[Items from an interface collection]

☆ ☆ ☆ ☆ ☆

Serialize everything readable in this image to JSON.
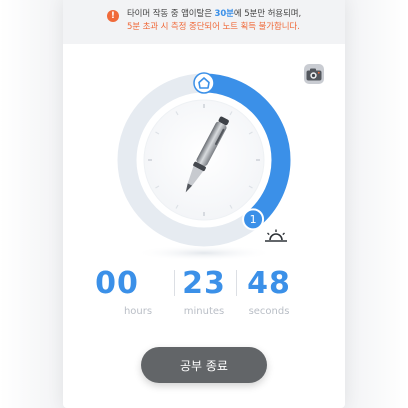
{
  "notice": {
    "icon": "exclamation-icon",
    "line1_prefix": "타이머 작동 중 앱이탈은 ",
    "line1_highlight": "30분",
    "line1_suffix": "에 5분만 허용되며,",
    "line2": "5분 초과 시 측정 중단되어 노트 획득 불가합니다."
  },
  "timer": {
    "progress_fraction": 0.39,
    "center_icon": "pen-icon",
    "start_marker_icon": "home-icon",
    "end_marker_label": "1"
  },
  "time": {
    "hours": "00",
    "minutes": "23",
    "seconds": "48",
    "hours_label": "hours",
    "minutes_label": "minutes",
    "seconds_label": "seconds"
  },
  "end_button_label": "공부 종료",
  "colors": {
    "accent": "#3b90e8",
    "ring_track": "#e6ebf1",
    "warning": "#f06a3a",
    "button": "#626568"
  }
}
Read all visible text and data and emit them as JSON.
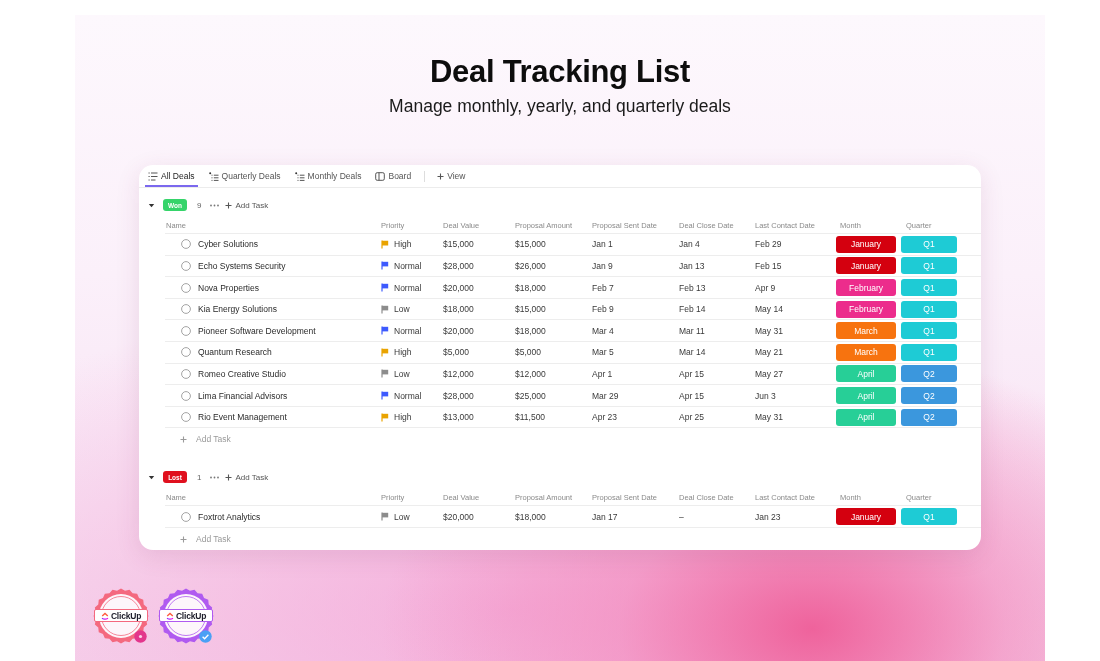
{
  "header": {
    "title": "Deal Tracking List",
    "subtitle": "Manage monthly, yearly, and quarterly deals"
  },
  "tabs": [
    {
      "label": "All Deals",
      "kind": "list",
      "selected": true
    },
    {
      "label": "Quarterly Deals",
      "kind": "hierarchy",
      "selected": false
    },
    {
      "label": "Monthly Deals",
      "kind": "hierarchy",
      "selected": false
    },
    {
      "label": "Board",
      "kind": "board",
      "selected": false
    }
  ],
  "add_view_button": "View",
  "groups": [
    {
      "label": "Won",
      "color": "#35d46a",
      "count": "9",
      "expanded": true,
      "add_task_button": "Add Task",
      "columns": [
        "Name",
        "Priority",
        "Deal Value",
        "Proposal Amount",
        "Proposal Sent Date",
        "Deal Close Date",
        "Last Contact Date",
        "Month",
        "Quarter"
      ],
      "rows": [
        {
          "name": "Cyber Solutions",
          "priority": {
            "label": "High",
            "color": "#e9a300"
          },
          "deal_value": "$15,000",
          "proposal_amount": "$15,000",
          "proposal_sent_date": "Jan 1",
          "deal_close_date": "Jan 4",
          "last_contact_date": "Feb 29",
          "month": {
            "label": "January",
            "color": "#d4000f"
          },
          "quarter": {
            "label": "Q1",
            "color": "#1ecbd5"
          }
        },
        {
          "name": "Echo Systems Security",
          "priority": {
            "label": "Normal",
            "color": "#3d5afe"
          },
          "deal_value": "$28,000",
          "proposal_amount": "$26,000",
          "proposal_sent_date": "Jan 9",
          "deal_close_date": "Jan 13",
          "last_contact_date": "Feb 15",
          "month": {
            "label": "January",
            "color": "#d4000f"
          },
          "quarter": {
            "label": "Q1",
            "color": "#1ecbd5"
          }
        },
        {
          "name": "Nova Properties",
          "priority": {
            "label": "Normal",
            "color": "#3d5afe"
          },
          "deal_value": "$20,000",
          "proposal_amount": "$18,000",
          "proposal_sent_date": "Feb 7",
          "deal_close_date": "Feb 13",
          "last_contact_date": "Apr 9",
          "month": {
            "label": "February",
            "color": "#ec2c8c"
          },
          "quarter": {
            "label": "Q1",
            "color": "#1ecbd5"
          }
        },
        {
          "name": "Kia Energy Solutions",
          "priority": {
            "label": "Low",
            "color": "#8c8c8c"
          },
          "deal_value": "$18,000",
          "proposal_amount": "$15,000",
          "proposal_sent_date": "Feb 9",
          "deal_close_date": "Feb 14",
          "last_contact_date": "May 14",
          "month": {
            "label": "February",
            "color": "#ec2c8c"
          },
          "quarter": {
            "label": "Q1",
            "color": "#1ecbd5"
          }
        },
        {
          "name": "Pioneer Software Development",
          "priority": {
            "label": "Normal",
            "color": "#3d5afe"
          },
          "deal_value": "$20,000",
          "proposal_amount": "$18,000",
          "proposal_sent_date": "Mar 4",
          "deal_close_date": "Mar 11",
          "last_contact_date": "May 31",
          "month": {
            "label": "March",
            "color": "#f7730f"
          },
          "quarter": {
            "label": "Q1",
            "color": "#1ecbd5"
          }
        },
        {
          "name": "Quantum Research",
          "priority": {
            "label": "High",
            "color": "#e9a300"
          },
          "deal_value": "$5,000",
          "proposal_amount": "$5,000",
          "proposal_sent_date": "Mar 5",
          "deal_close_date": "Mar 14",
          "last_contact_date": "May 21",
          "month": {
            "label": "March",
            "color": "#f7730f"
          },
          "quarter": {
            "label": "Q1",
            "color": "#1ecbd5"
          }
        },
        {
          "name": "Romeo Creative Studio",
          "priority": {
            "label": "Low",
            "color": "#8c8c8c"
          },
          "deal_value": "$12,000",
          "proposal_amount": "$12,000",
          "proposal_sent_date": "Apr 1",
          "deal_close_date": "Apr 15",
          "last_contact_date": "May 27",
          "month": {
            "label": "April",
            "color": "#27cf97"
          },
          "quarter": {
            "label": "Q2",
            "color": "#3b97dd"
          }
        },
        {
          "name": "Lima Financial Advisors",
          "priority": {
            "label": "Normal",
            "color": "#3d5afe"
          },
          "deal_value": "$28,000",
          "proposal_amount": "$25,000",
          "proposal_sent_date": "Mar 29",
          "deal_close_date": "Apr 15",
          "last_contact_date": "Jun 3",
          "month": {
            "label": "April",
            "color": "#27cf97"
          },
          "quarter": {
            "label": "Q2",
            "color": "#3b97dd"
          }
        },
        {
          "name": "Rio Event Management",
          "priority": {
            "label": "High",
            "color": "#e9a300"
          },
          "deal_value": "$13,000",
          "proposal_amount": "$11,500",
          "proposal_sent_date": "Apr 23",
          "deal_close_date": "Apr 25",
          "last_contact_date": "May 31",
          "month": {
            "label": "April",
            "color": "#27cf97"
          },
          "quarter": {
            "label": "Q2",
            "color": "#3b97dd"
          }
        }
      ],
      "add_task_row": "Add Task"
    },
    {
      "label": "Lost",
      "color": "#e0101e",
      "count": "1",
      "expanded": true,
      "add_task_button": "Add Task",
      "columns": [
        "Name",
        "Priority",
        "Deal Value",
        "Proposal Amount",
        "Proposal Sent Date",
        "Deal Close Date",
        "Last Contact Date",
        "Month",
        "Quarter"
      ],
      "rows": [
        {
          "name": "Foxtrot Analytics",
          "priority": {
            "label": "Low",
            "color": "#8c8c8c"
          },
          "deal_value": "$20,000",
          "proposal_amount": "$18,000",
          "proposal_sent_date": "Jan 17",
          "deal_close_date": "–",
          "last_contact_date": "Jan 23",
          "month": {
            "label": "January",
            "color": "#d4000f"
          },
          "quarter": {
            "label": "Q1",
            "color": "#1ecbd5"
          }
        }
      ],
      "add_task_row": "Add Task"
    }
  ],
  "badges": [
    {
      "brand": "ClickUp",
      "color": "#f4697f",
      "kind": "dot"
    },
    {
      "brand": "ClickUp",
      "color": "#b05af0",
      "kind": "check"
    }
  ]
}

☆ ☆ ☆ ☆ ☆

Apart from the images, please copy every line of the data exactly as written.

Serialize everything readable in this image to JSON.
{
  "notice": {
    "icon": "exclamation-icon",
    "line1_prefix": "타이머 작동 중 앱이탈은 ",
    "line1_highlight": "30분",
    "line1_suffix": "에 5분만 허용되며,",
    "line2": "5분 초과 시 측정 중단되어 노트 획득 불가합니다."
  },
  "timer": {
    "progress_fraction": 0.39,
    "center_icon": "pen-icon",
    "start_marker_icon": "home-icon",
    "end_marker_label": "1"
  },
  "time": {
    "hours": "00",
    "minutes": "23",
    "seconds": "48",
    "hours_label": "hours",
    "minutes_label": "minutes",
    "seconds_label": "seconds"
  },
  "end_button_label": "공부 종료",
  "colors": {
    "accent": "#3b90e8",
    "ring_track": "#e6ebf1",
    "warning": "#f06a3a",
    "button": "#626568"
  }
}
Read all visible text and data and emit them as JSON.
{
  "header": {
    "title": "Deal Tracking List",
    "subtitle": "Manage monthly, yearly, and quarterly deals"
  },
  "tabs": [
    {
      "label": "All Deals",
      "kind": "list",
      "selected": true
    },
    {
      "label": "Quarterly Deals",
      "kind": "hierarchy",
      "selected": false
    },
    {
      "label": "Monthly Deals",
      "kind": "hierarchy",
      "selected": false
    },
    {
      "label": "Board",
      "kind": "board",
      "selected": false
    }
  ],
  "add_view_button": "View",
  "groups": [
    {
      "label": "Won",
      "color": "#35d46a",
      "count": "9",
      "expanded": true,
      "add_task_button": "Add Task",
      "columns": [
        "Name",
        "Priority",
        "Deal Value",
        "Proposal Amount",
        "Proposal Sent Date",
        "Deal Close Date",
        "Last Contact Date",
        "Month",
        "Quarter"
      ],
      "rows": [
        {
          "name": "Cyber Solutions",
          "priority": {
            "label": "High",
            "color": "#e9a300"
          },
          "deal_value": "$15,000",
          "proposal_amount": "$15,000",
          "proposal_sent_date": "Jan 1",
          "deal_close_date": "Jan 4",
          "last_contact_date": "Feb 29",
          "month": {
            "label": "January",
            "color": "#d4000f"
          },
          "quarter": {
            "label": "Q1",
            "color": "#1ecbd5"
          }
        },
        {
          "name": "Echo Systems Security",
          "priority": {
            "label": "Normal",
            "color": "#3d5afe"
          },
          "deal_value": "$28,000",
          "proposal_amount": "$26,000",
          "proposal_sent_date": "Jan 9",
          "deal_close_date": "Jan 13",
          "last_contact_date": "Feb 15",
          "month": {
            "label": "January",
            "color": "#d4000f"
          },
          "quarter": {
            "label": "Q1",
            "color": "#1ecbd5"
          }
        },
        {
          "name": "Nova Properties",
          "priority": {
            "label": "Normal",
            "color": "#3d5afe"
          },
          "deal_value": "$20,000",
          "proposal_amount": "$18,000",
          "proposal_sent_date": "Feb 7",
          "deal_close_date": "Feb 13",
          "last_contact_date": "Apr 9",
          "month": {
            "label": "February",
            "color": "#ec2c8c"
          },
          "quarter": {
            "label": "Q1",
            "color": "#1ecbd5"
          }
        },
        {
          "name": "Kia Energy Solutions",
          "priority": {
            "label": "Low",
            "color": "#8c8c8c"
          },
          "deal_value": "$18,000",
          "proposal_amount": "$15,000",
          "proposal_sent_date": "Feb 9",
          "deal_close_date": "Feb 14",
          "last_contact_date": "May 14",
          "month": {
            "label": "February",
            "color": "#ec2c8c"
          },
          "quarter": {
            "label": "Q1",
            "color": "#1ecbd5"
          }
        },
        {
          "name": "Pioneer Software Development",
          "priority": {
            "label": "Normal",
            "color": "#3d5afe"
          },
          "deal_value": "$20,000",
          "proposal_amount": "$18,000",
          "proposal_sent_date": "Mar 4",
          "deal_close_date": "Mar 11",
          "last_contact_date": "May 31",
          "month": {
            "label": "March",
            "color": "#f7730f"
          },
          "quarter": {
            "label": "Q1",
            "color": "#1ecbd5"
          }
        },
        {
          "name": "Quantum Research",
          "priority": {
            "label": "High",
            "color": "#e9a300"
          },
          "deal_value": "$5,000",
          "proposal_amount": "$5,000",
          "proposal_sent_date": "Mar 5",
          "deal_close_date": "Mar 14",
          "last_contact_date": "May 21",
          "month": {
            "label": "March",
            "color": "#f7730f"
          },
          "quarter": {
            "label": "Q1",
            "color": "#1ecbd5"
          }
        },
        {
          "name": "Romeo Creative Studio",
          "priority": {
            "label": "Low",
            "color": "#8c8c8c"
          },
          "deal_value": "$12,000",
          "proposal_amount": "$12,000",
          "proposal_sent_date": "Apr 1",
          "deal_close_date": "Apr 15",
          "last_contact_date": "May 27",
          "month": {
            "label": "April",
            "color": "#27cf97"
          },
          "quarter": {
            "label": "Q2",
            "color": "#3b97dd"
          }
        },
        {
          "name": "Lima Financial Advisors",
          "priority": {
            "label": "Normal",
            "color": "#3d5afe"
          },
          "deal_value": "$28,000",
          "proposal_amount": "$25,000",
          "proposal_sent_date": "Mar 29",
          "deal_close_date": "Apr 15",
          "last_contact_date": "Jun 3",
          "month": {
            "label": "April",
            "color": "#27cf97"
          },
          "quarter": {
            "label": "Q2",
            "color": "#3b97dd"
          }
        },
        {
          "name": "Rio Event Management",
          "priority": {
            "label": "High",
            "color": "#e9a300"
          },
          "deal_value": "$13,000",
          "proposal_amount": "$11,500",
          "proposal_sent_date": "Apr 23",
          "deal_close_date": "Apr 25",
          "last_contact_date": "May 31",
          "month": {
            "label": "April",
            "color": "#27cf97"
          },
          "quarter": {
            "label": "Q2",
            "color": "#3b97dd"
          }
        }
      ],
      "add_task_row": "Add Task"
    },
    {
      "label": "Lost",
      "color": "#e0101e",
      "count": "1",
      "expanded": true,
      "add_task_button": "Add Task",
      "columns": [
        "Name",
        "Priority",
        "Deal Value",
        "Proposal Amount",
        "Proposal Sent Date",
        "Deal Close Date",
        "Last Contact Date",
        "Month",
        "Quarter"
      ],
      "rows": [
        {
          "name": "Foxtrot Analytics",
          "priority": {
            "label": "Low",
            "color": "#8c8c8c"
          },
          "deal_value": "$20,000",
          "proposal_amount": "$18,000",
          "proposal_sent_date": "Jan 17",
          "deal_close_date": "–",
          "last_contact_date": "Jan 23",
          "month": {
            "label": "January",
            "color": "#d4000f"
          },
          "quarter": {
            "label": "Q1",
            "color": "#1ecbd5"
          }
        }
      ],
      "add_task_row": "Add Task"
    }
  ],
  "badges": [
    {
      "brand": "ClickUp",
      "color": "#f4697f",
      "kind": "dot"
    },
    {
      "brand": "ClickUp",
      "color": "#b05af0",
      "kind": "check"
    }
  ]
}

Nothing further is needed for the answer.